(Extracted records)
★ ★ ★
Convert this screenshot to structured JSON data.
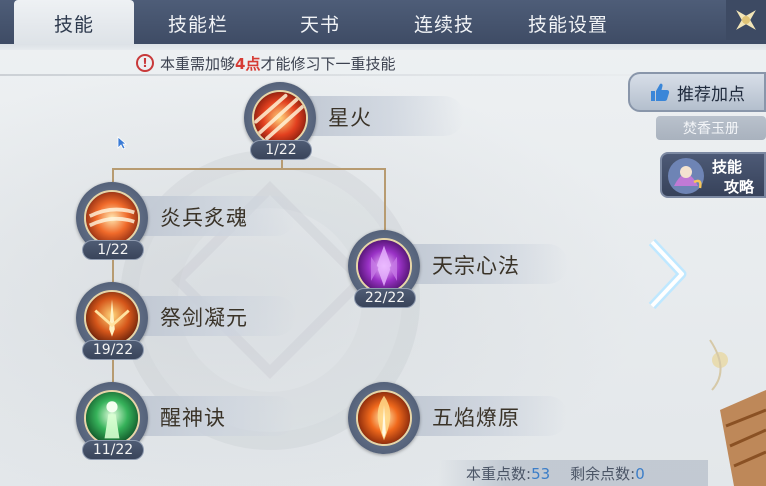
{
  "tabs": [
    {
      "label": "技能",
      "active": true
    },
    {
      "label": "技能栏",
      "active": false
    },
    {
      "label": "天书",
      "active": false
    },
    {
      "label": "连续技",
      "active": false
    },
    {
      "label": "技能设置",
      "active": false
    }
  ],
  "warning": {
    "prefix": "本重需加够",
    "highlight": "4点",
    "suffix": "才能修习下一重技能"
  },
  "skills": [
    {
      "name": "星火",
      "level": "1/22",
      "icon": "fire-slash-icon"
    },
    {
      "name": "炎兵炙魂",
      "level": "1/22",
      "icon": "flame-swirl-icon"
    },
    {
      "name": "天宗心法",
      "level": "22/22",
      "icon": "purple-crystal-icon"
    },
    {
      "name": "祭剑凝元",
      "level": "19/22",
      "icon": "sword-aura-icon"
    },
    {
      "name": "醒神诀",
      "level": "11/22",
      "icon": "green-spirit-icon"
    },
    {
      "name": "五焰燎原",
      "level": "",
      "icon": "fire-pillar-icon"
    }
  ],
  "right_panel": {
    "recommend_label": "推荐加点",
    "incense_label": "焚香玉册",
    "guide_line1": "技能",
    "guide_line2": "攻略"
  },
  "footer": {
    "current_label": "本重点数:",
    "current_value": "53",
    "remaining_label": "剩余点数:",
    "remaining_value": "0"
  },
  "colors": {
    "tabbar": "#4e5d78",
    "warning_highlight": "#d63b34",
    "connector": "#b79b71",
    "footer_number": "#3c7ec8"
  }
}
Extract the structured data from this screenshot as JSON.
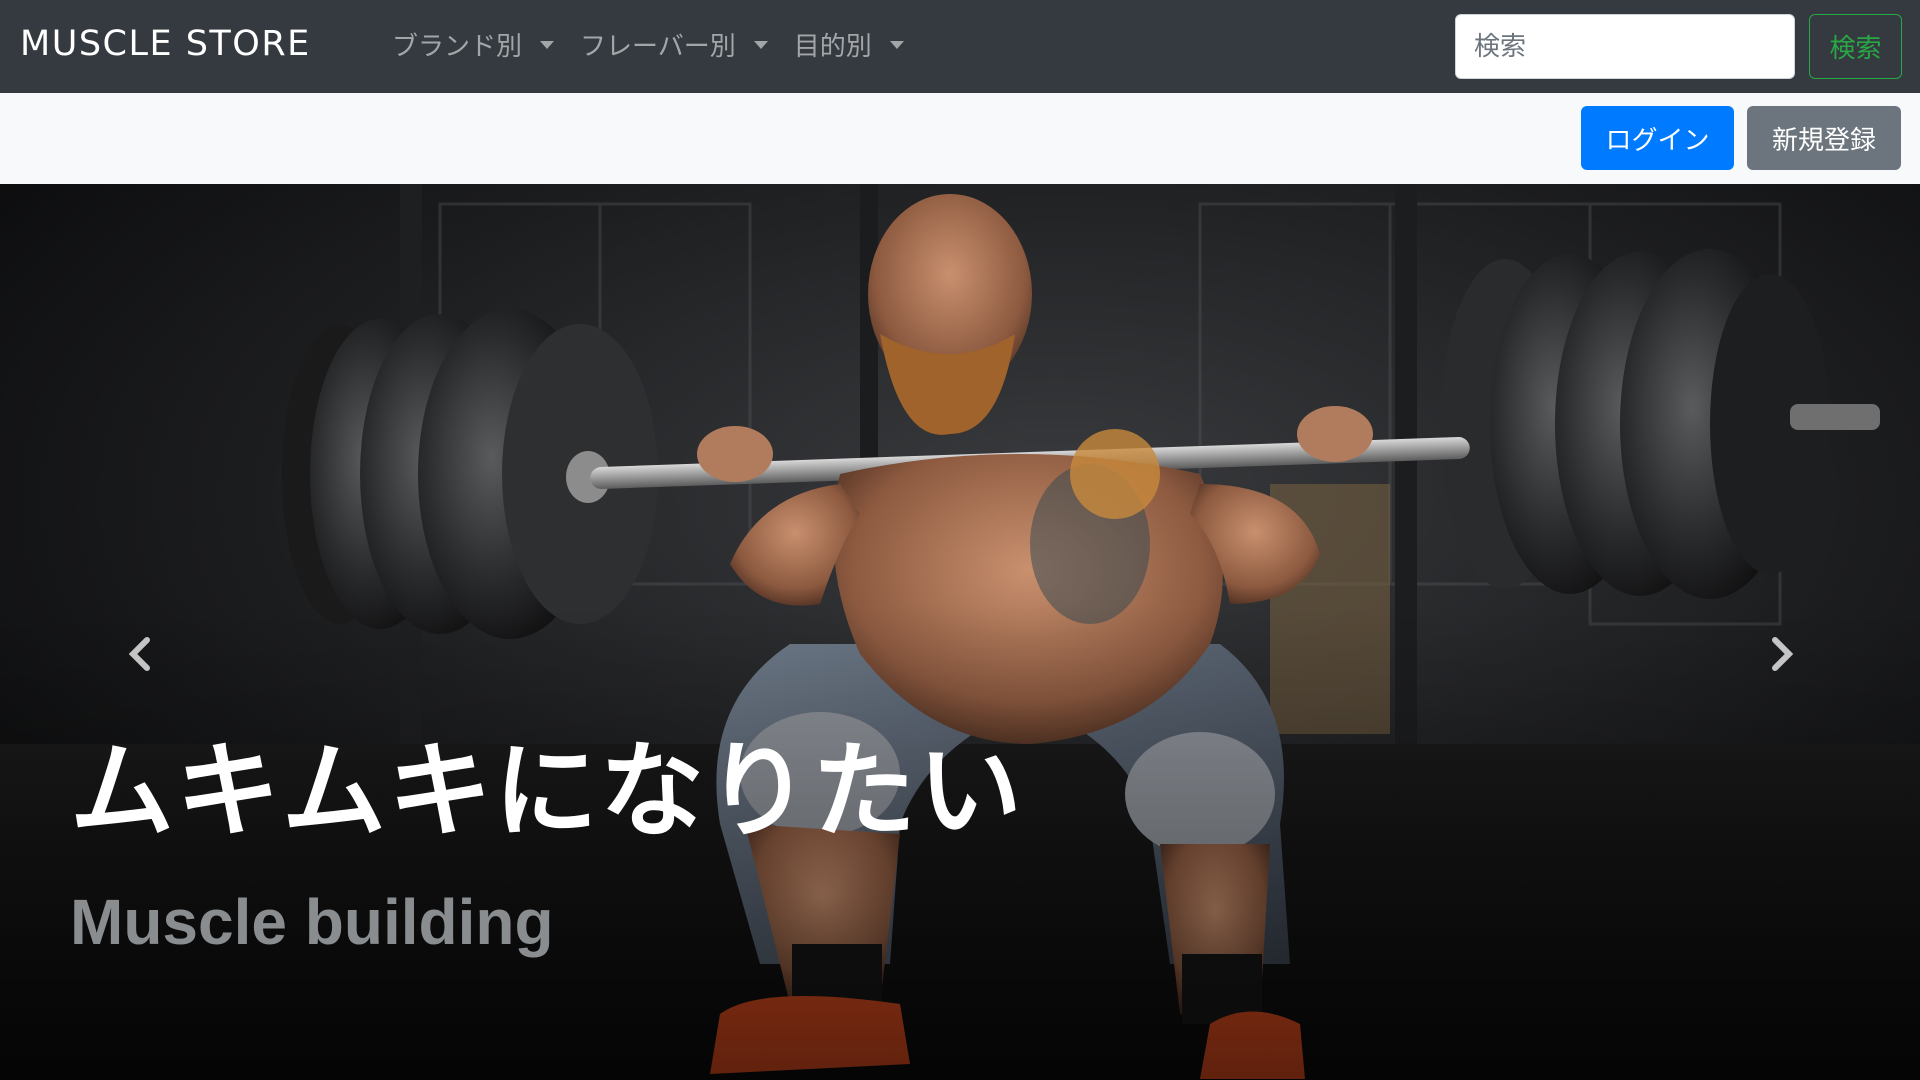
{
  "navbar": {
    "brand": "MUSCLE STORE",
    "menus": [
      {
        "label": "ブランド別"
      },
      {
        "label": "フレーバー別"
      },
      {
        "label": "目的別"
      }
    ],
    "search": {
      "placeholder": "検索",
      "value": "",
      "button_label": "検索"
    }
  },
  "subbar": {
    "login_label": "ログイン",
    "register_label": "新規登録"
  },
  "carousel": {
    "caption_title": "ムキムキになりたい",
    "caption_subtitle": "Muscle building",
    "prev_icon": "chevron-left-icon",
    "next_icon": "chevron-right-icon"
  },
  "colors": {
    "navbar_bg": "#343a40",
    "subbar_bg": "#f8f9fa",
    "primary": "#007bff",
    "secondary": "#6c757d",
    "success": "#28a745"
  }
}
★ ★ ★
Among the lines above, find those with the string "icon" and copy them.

▸ ANSWER SECTION:
      "icon": "fire-slash-icon"
      "icon": "flame-swirl-icon"
      "icon": "purple-crystal-icon"
      "icon": "sword-aura-icon"
      "icon": "green-spirit-icon"
      "icon": "fire-pillar-icon"
    "prev_icon": "chevron-left-icon",
    "next_icon": "chevron-right-icon"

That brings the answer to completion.